Possíveis complicações: a Rainha, que não vê motivo para resgatar o peru, que de tão magro e cabisbaixo, não cumpria suas funções reais. Ela subornou alguns boglins para atrapalhar o grupo, dando a eles dedagas do mais grosso aço, marcadas com o brasão real.

Penis stealing witches and how to counter them

Apparently penis theft was a thing, according to this article.

For those wanting to scare their players, I suggest at least three different spells at different levels.

All these spells were made with Swords & Wizardry in mind because that’s what I’m getting back into, and it also translates well with other retroclones and original editions of DnD.

Also, notwithstanding the theme, I tried making these pretty tame. My games are definitely on the humorous side, so don’t expect edgy descriptions or gruesome effects.


Spell level: Magic-User, 1st Level.

Range: 60 feet, doesn’t require line of sight to the target.

Duration: 1d4+1 days

The target is rendered impotent and incapable of maintaining an erection. The caster must know the general location of the target, but does not need to have a line of sight to him.

Notes: I chose this as a first level spell because I’d like to pester characters with it since the early stages, and I try to keep the enemies with reasonable spells, instead of just saying they can do it because of ***Magic***. This helps with the internal coherence of my game world, and the adjucation of the relation between spells such as Extension. All things considered, the idea is having witches and other miscreants cursing people by standing under their windows at night.

Member mirage

Spell level: Magic-User, 2nd Level.

Range: 120 feet.

Duration: 24 hours or until damage is made to the body part.

The target believes his penis has vanished, also losing sense of touch on the area. It may be dispelled with a swift kick to the balls.

Notes: a farewell curse of a dying low-level witch, or imbued within cursed itens, and the ball kicking gag might amuse groups looking for light hearted jokes.


Spell level: Magic-User, 4th level.

Range: 120 feet.

Duration: permanent

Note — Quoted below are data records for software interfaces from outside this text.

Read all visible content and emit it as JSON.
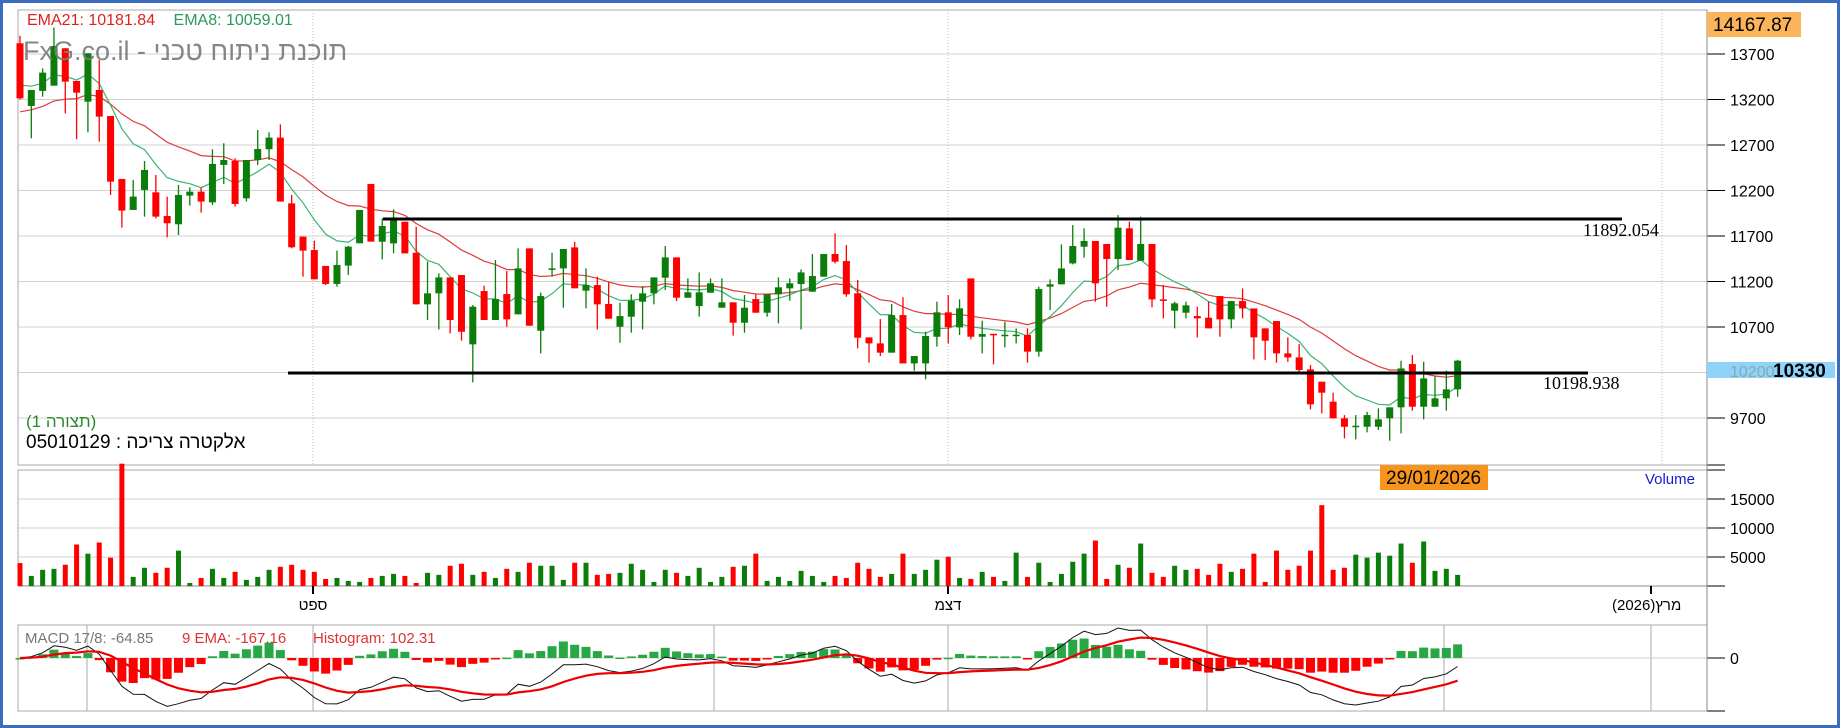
{
  "header": {
    "ema21_label": "EMA21: 10181.84",
    "ema8_label": "EMA8: 10059.01",
    "watermark": "FxG.co.il - תוכנת ניתוח טכני",
    "layout_label": "(תצורה 1)",
    "instrument": "אלקטרה צריכה : 05010129"
  },
  "colors": {
    "up": "#0a7d0a",
    "down": "#ff0000",
    "ema21": "#e03a3a",
    "ema8": "#3cb371",
    "frame": "#3a6cc0",
    "highlight_orange": "#f7941d",
    "last_price_bg": "#8fd3fb"
  },
  "price_axis": {
    "top_value": "14167.87",
    "ticks": [
      "13700",
      "13200",
      "12700",
      "12200",
      "11700",
      "11200",
      "10700",
      "10200",
      "9700"
    ],
    "last_price": "10330",
    "hidden_tick": "10200"
  },
  "lines": {
    "resistance": {
      "value": 11892.054,
      "label": "11892.054"
    },
    "support": {
      "value": 10198.938,
      "label": "10198.938"
    }
  },
  "cursor_date": "29/01/2026",
  "volume_panel": {
    "label": "Volume",
    "ticks": [
      "15000",
      "10000",
      "5000"
    ]
  },
  "date_axis": {
    "labels": [
      "ספט",
      "דצמ",
      "מרץ(2026)"
    ]
  },
  "macd_panel": {
    "macd_label": "MACD 17/8:  -64.85",
    "signal_label": "9 EMA:  -167.16",
    "histogram_label": "Histogram:  102.31",
    "zero_tick": "0"
  },
  "chart_data": {
    "type": "candlestick",
    "ylim": [
      9200,
      14167.87
    ],
    "ema21_seed": 13050,
    "ema8_seed": 13400,
    "ohlc": [
      [
        13818,
        13900,
        13200,
        13213
      ],
      [
        13129,
        13305,
        12774,
        13305
      ],
      [
        13294,
        13543,
        13231,
        13495
      ],
      [
        13352,
        13990,
        13352,
        13788
      ],
      [
        13763,
        13763,
        13048,
        13396
      ],
      [
        13404,
        13404,
        12763,
        13275
      ],
      [
        13176,
        13708,
        12840,
        13708
      ],
      [
        13305,
        13634,
        12737,
        13012
      ],
      [
        13019,
        13019,
        12151,
        12297
      ],
      [
        12327,
        12327,
        11792,
        11979
      ],
      [
        11986,
        12316,
        11986,
        12133
      ],
      [
        12206,
        12524,
        11913,
        12426
      ],
      [
        12180,
        12371,
        11894,
        11913
      ],
      [
        11920,
        12133,
        11686,
        11840
      ],
      [
        11829,
        12261,
        11711,
        12151
      ],
      [
        12144,
        12235,
        12034,
        12187
      ],
      [
        12187,
        12231,
        11957,
        12078
      ],
      [
        12070,
        12653,
        12041,
        12492
      ],
      [
        12481,
        12719,
        12272,
        12535
      ],
      [
        12524,
        12554,
        12023,
        12052
      ],
      [
        12114,
        12535,
        12078,
        12535
      ],
      [
        12535,
        12865,
        12481,
        12656
      ],
      [
        12653,
        12840,
        12535,
        12781
      ],
      [
        12781,
        12927,
        12078,
        12078
      ],
      [
        12059,
        12151,
        11565,
        11576
      ],
      [
        11693,
        11693,
        11253,
        11539
      ],
      [
        11546,
        11649,
        11224,
        11224
      ],
      [
        11371,
        11371,
        11162,
        11173
      ],
      [
        11173,
        11539,
        11143,
        11382
      ],
      [
        11375,
        11590,
        11272,
        11583
      ],
      [
        11620,
        11986,
        11620,
        11986
      ],
      [
        12272,
        12272,
        11638,
        11638
      ],
      [
        11637,
        11894,
        11443,
        11810
      ],
      [
        11619,
        11993,
        11509,
        11875
      ],
      [
        11857,
        11857,
        11509,
        11509
      ],
      [
        11516,
        11802,
        10949,
        10949
      ],
      [
        10949,
        11418,
        10777,
        11070
      ],
      [
        11070,
        11289,
        10674,
        11245
      ],
      [
        11245,
        11245,
        10630,
        10777
      ],
      [
        11271,
        11271,
        10550,
        10648
      ],
      [
        10509,
        10941,
        10092,
        10923
      ],
      [
        11095,
        11154,
        10777,
        10777
      ],
      [
        10777,
        11436,
        10777,
        11007
      ],
      [
        11062,
        11315,
        10703,
        10784
      ],
      [
        10839,
        11564,
        10839,
        11344
      ],
      [
        11564,
        11564,
        10714,
        10714
      ],
      [
        10659,
        11077,
        10410,
        11040
      ],
      [
        11340,
        11516,
        11253,
        11344
      ],
      [
        11344,
        11557,
        10912,
        11557
      ],
      [
        11575,
        11637,
        11125,
        11125
      ],
      [
        11099,
        11344,
        10905,
        11161
      ],
      [
        11161,
        11253,
        10674,
        10949
      ],
      [
        10953,
        11190,
        10791,
        10791
      ],
      [
        10703,
        10967,
        10527,
        10820
      ],
      [
        10813,
        11059,
        10637,
        10989
      ],
      [
        10978,
        11150,
        10674,
        11070
      ],
      [
        11070,
        11245,
        10949,
        11245
      ],
      [
        11242,
        11590,
        11106,
        11465
      ],
      [
        11465,
        11465,
        10985,
        11022
      ],
      [
        11022,
        11234,
        11022,
        11081
      ],
      [
        10930,
        11300,
        10813,
        11081
      ],
      [
        11077,
        11234,
        11077,
        11180
      ],
      [
        10912,
        11234,
        10912,
        10971
      ],
      [
        10971,
        10971,
        10605,
        10747
      ],
      [
        10747,
        11051,
        10637,
        10912
      ],
      [
        11007,
        11059,
        10857,
        10857
      ],
      [
        10857,
        11059,
        10813,
        11059
      ],
      [
        11059,
        11245,
        10740,
        11136
      ],
      [
        11125,
        11234,
        10989,
        11180
      ],
      [
        11172,
        11333,
        10674,
        11300
      ],
      [
        11088,
        11502,
        11088,
        11260
      ],
      [
        11253,
        11502,
        11253,
        11502
      ],
      [
        11502,
        11729,
        11399,
        11418
      ],
      [
        11425,
        11601,
        11033,
        11059
      ],
      [
        11070,
        11216,
        10465,
        10582
      ],
      [
        10586,
        10586,
        10308,
        10520
      ],
      [
        10520,
        10787,
        10381,
        10418
      ],
      [
        10418,
        10952,
        10418,
        10831
      ],
      [
        10831,
        11026,
        10300,
        10300
      ],
      [
        10300,
        10381,
        10220,
        10381
      ],
      [
        10300,
        10648,
        10125,
        10601
      ],
      [
        10593,
        10978,
        10484,
        10861
      ],
      [
        10861,
        11051,
        10520,
        10696
      ],
      [
        10696,
        11004,
        10612,
        10905
      ],
      [
        11234,
        11234,
        10564,
        10593
      ],
      [
        10593,
        10769,
        10410,
        10623
      ],
      [
        10625,
        10625,
        10289,
        10619
      ],
      [
        10612,
        10758,
        10476,
        10615
      ],
      [
        10612,
        10685,
        10520,
        10616
      ],
      [
        10612,
        10685,
        10308,
        10429
      ],
      [
        10429,
        11143,
        10374,
        11117
      ],
      [
        11143,
        11223,
        10886,
        11169
      ],
      [
        11169,
        11608,
        11169,
        11344
      ],
      [
        11399,
        11820,
        11388,
        11590
      ],
      [
        11582,
        11784,
        11462,
        11645
      ],
      [
        11645,
        11645,
        10978,
        11180
      ],
      [
        11612,
        11612,
        10923,
        11447
      ],
      [
        11447,
        11930,
        11326,
        11791
      ],
      [
        11784,
        11857,
        11436,
        11436
      ],
      [
        11428,
        11912,
        11428,
        11612
      ],
      [
        11612,
        11612,
        10916,
        11003
      ],
      [
        11003,
        11161,
        10795,
        10997
      ],
      [
        10879,
        10978,
        10685,
        10960
      ],
      [
        10857,
        10978,
        10795,
        10938
      ],
      [
        10820,
        10923,
        10586,
        10795
      ],
      [
        10802,
        10978,
        10685,
        10685
      ],
      [
        11040,
        11040,
        10593,
        10784
      ],
      [
        10784,
        10985,
        10685,
        10985
      ],
      [
        10985,
        11124,
        10795,
        10904
      ],
      [
        10904,
        10904,
        10344,
        10586
      ],
      [
        10685,
        10685,
        10337,
        10549
      ],
      [
        10765,
        10765,
        10307,
        10410
      ],
      [
        10410,
        10586,
        10318,
        10366
      ],
      [
        10366,
        10512,
        10209,
        10227
      ],
      [
        10234,
        10282,
        9795,
        9850
      ],
      [
        10099,
        10099,
        9751,
        9978
      ],
      [
        9879,
        9978,
        9696,
        9696
      ],
      [
        9696,
        9732,
        9476,
        9604
      ],
      [
        9611,
        9732,
        9465,
        9615
      ],
      [
        9604,
        9769,
        9542,
        9732
      ],
      [
        9604,
        9806,
        9568,
        9685
      ],
      [
        9696,
        9817,
        9450,
        9817
      ],
      [
        9817,
        10329,
        9531,
        10245
      ],
      [
        10293,
        10392,
        9780,
        9824
      ],
      [
        9824,
        10318,
        9685,
        10135
      ],
      [
        9824,
        10161,
        9824,
        9916
      ],
      [
        9916,
        10220,
        9780,
        10015
      ],
      [
        10015,
        10340,
        9934,
        10330
      ]
    ],
    "volume": [
      3950,
      1740,
      2790,
      2960,
      3660,
      7150,
      5580,
      7500,
      4880,
      21090,
      1570,
      3140,
      2270,
      3140,
      6100,
      520,
      1390,
      2960,
      1390,
      2440,
      1050,
      1570,
      2790,
      3310,
      3660,
      2790,
      2440,
      1220,
      1390,
      870,
      700,
      1390,
      1740,
      2090,
      1740,
      520,
      2270,
      1920,
      3490,
      3830,
      1920,
      2440,
      1390,
      2960,
      2440,
      4010,
      3490,
      3490,
      1050,
      4010,
      4010,
      1920,
      2090,
      2270,
      3830,
      2790,
      700,
      2790,
      2270,
      1740,
      3140,
      700,
      1570,
      3310,
      3490,
      5580,
      870,
      1570,
      870,
      2610,
      1740,
      700,
      1740,
      1390,
      4010,
      2960,
      1570,
      2090,
      5580,
      2090,
      2790,
      4530,
      5050,
      1390,
      1220,
      2440,
      1570,
      870,
      5750,
      1570,
      4010,
      700,
      2090,
      4180,
      5580,
      7840,
      1220,
      3660,
      3140,
      7320,
      2270,
      1570,
      3490,
      2790,
      2960,
      1920,
      3830,
      2440,
      2960,
      5580,
      700,
      6100,
      2790,
      3490,
      6100,
      13940,
      2790,
      3140,
      5400,
      4880,
      5750,
      5230,
      7320,
      4010,
      7670,
      2610,
      2960,
      1920
    ],
    "macd": {
      "fast": 8,
      "slow": 17,
      "signal": 9
    }
  }
}
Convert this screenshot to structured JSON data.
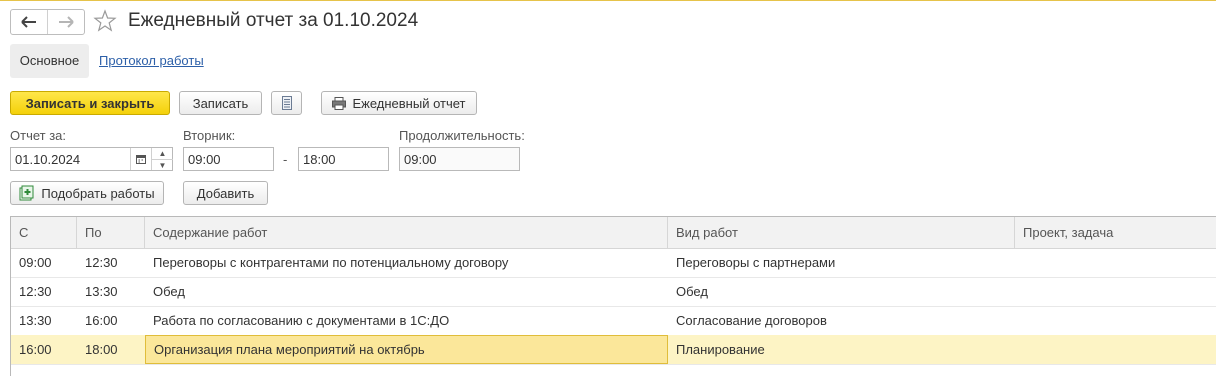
{
  "window": {
    "title": "Ежедневный отчет за 01.10.2024"
  },
  "nav": {
    "back_icon": "arrow-left-icon",
    "forward_icon": "arrow-right-icon",
    "favorite_icon": "star-icon"
  },
  "tabs": {
    "main_label": "Основное",
    "log_label": "Протокол работы"
  },
  "toolbar": {
    "save_close_label": "Записать и закрыть",
    "save_label": "Записать",
    "report_button_label": "Ежедневный отчет"
  },
  "form": {
    "report_date_label": "Отчет за:",
    "report_date_value": "01.10.2024",
    "day_label": "Вторник:",
    "time_from_value": "09:00",
    "time_to_value": "18:00",
    "time_separator": "-",
    "duration_label": "Продолжительность:",
    "duration_value": "09:00"
  },
  "actions": {
    "pick_work_label": "Подобрать работы",
    "add_label": "Добавить"
  },
  "table": {
    "columns": [
      "С",
      "По",
      "Содержание работ",
      "Вид работ",
      "Проект, задача"
    ],
    "rows": [
      {
        "from": "09:00",
        "to": "12:30",
        "content": "Переговоры с контрагентами по потенциальному договору",
        "type": "Переговоры с партнерами",
        "project": ""
      },
      {
        "from": "12:30",
        "to": "13:30",
        "content": "Обед",
        "type": "Обед",
        "project": ""
      },
      {
        "from": "13:30",
        "to": "16:00",
        "content": "Работа по согласованию с документами в 1С:ДО",
        "type": "Согласование договоров",
        "project": ""
      },
      {
        "from": "16:00",
        "to": "18:00",
        "content": "Организация плана мероприятий на октябрь",
        "type": "Планирование",
        "project": ""
      }
    ],
    "selected_row": 3
  },
  "colors": {
    "accent_yellow": "#f4d10a",
    "link_blue": "#2c5fa8",
    "selected_row": "#fdf4c5"
  }
}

The target’s penis and testicles sprout tiny feet, and painlessly detatch themselves from the host’s body and run away towards the caster, whom they serve and understand simple commands. The little creature fights as an 1 HD creature, although with 1d4 hitpoints. It must be fed regularly, preferring porridge and similar foods. Any character with CHA 14+ may try to convince it to change masters, hence it is usually kept in a cage. If buried, a phallus tree will appear in 1d10 days, bearing “fruit” of all colors and size.

Notes: the most powerful spell in this list, it can have several uses in the hand of a creative caster. Penises may be kept hostage, or destroyed outright. As the separation is painless, targets may wake up devoid of their genitalia. Also, leaving no clear wounds, regenerative spells should not restore the organ. Reattaching the runaway to the host may require complex rituals, or at least a combination of Remove Curse and Neutralize Poison.

Protection from these spells is rare, and highly prized among nobles who desire their bloodline to endure.

Blessed ribbons, holy underwear and intrincate tattoos should grant a bonus saving throw ranging from +1 to +3.

Also, the Holy Undergarments of Iacus renders a target immune to all the spells hereby described. This artifact of fine silk embroidered with silver and gold thread belonged to Iacus, a king with more than 50 heirs, whose kingdom fell to a civil war after his death, due to the many factions disputing the crown.